Mission: Impossible III (2006)
With Mission: Impossible – Ghost Protocol coming out in December, I find myself the need to review Mission: Impossible III. As I popped in the DVD, I realized that the Mission: Impossible and Alien quadrologies share something in common – each film (no matter how good or bad) is directed by a filmmaker of note. Ridley Scott, Brian De Palma, James Cameron, John Woo, David Fincher, J.J. Abrams, Jean-Pierre Jeunet, and Brad Bird make up this tremendously talented list. Abrams, who is now one of Hollywood’s hottest properties, made the successful transition from television (Alias, 2001-2003; Lost, 2004) to feature filmmaking in 2006 with M:I:III.
For a debut, M:I:III is a decent action film though it is more entertaining than stimulating. I say this because Abrams has since made two stimulating blockbusters in Star Trek (2009) and Super 8 (2011) and seem to be continuing in this vein with the sequel to Star Trek. Starring Tom Cruise, who still effortlessly tackles both acting and stuntwork after nearly three decades in film already, Philip Seymour Hoffman as the lead antagonist, and Michelle Monaghan, M:I:III gives us characters that are far from disposable as there is an effort to bring out some degree of character development in scenes of quiet drama that are often lacking in blockbusters like this.
Ethan Hunt (Cruise) finds himself sucked back into the whirlwind of the job he left as a secret agent. He marries Julia (Monahgan) before he takes on his next mission: To capture Owen Davian (Hoffman), an arms dealer who is crafty, sadistic, and outright sickening as a person. In the tense opening sequence, we are catapulted into the world of espionage with Ethan at the absolute mercy of his nemesis. The film will gratify viewers seeking action and death-defying stunts. While not as stylistic as Woo’s M:I:II, the action sequences in Abrams’ film are nonetheless executed with aplomb.

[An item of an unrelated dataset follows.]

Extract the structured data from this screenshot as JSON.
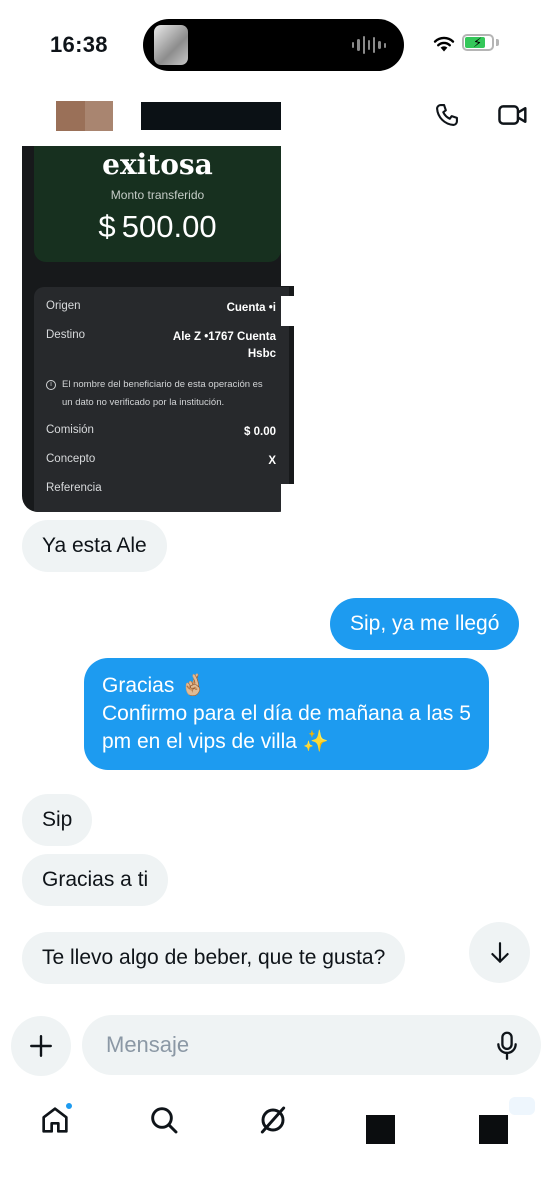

The tightly-paced set-piece at the Vatican is the highlight of the entire film, I feel. It also stays close to the tradition of the M:I style with its showcase of stealth and strategic planning. By casting Hoffman as the film’s scene-stealing villain, half the battle is already won by Abrams who allows viewers to engage with the conflict, both physically and psychologically, as played out dramatically by Hoffman and Cruise. In a nutshell, M:I:III is a well-shot action feature with steady (read: non-nauseating) camerawork, and at times, using excellent crane shots to immerse viewers into the visual spectacle. Despite being a tad cliché in terms of storytelling, the film remains to be a respectable popcorn effort by a very promising director.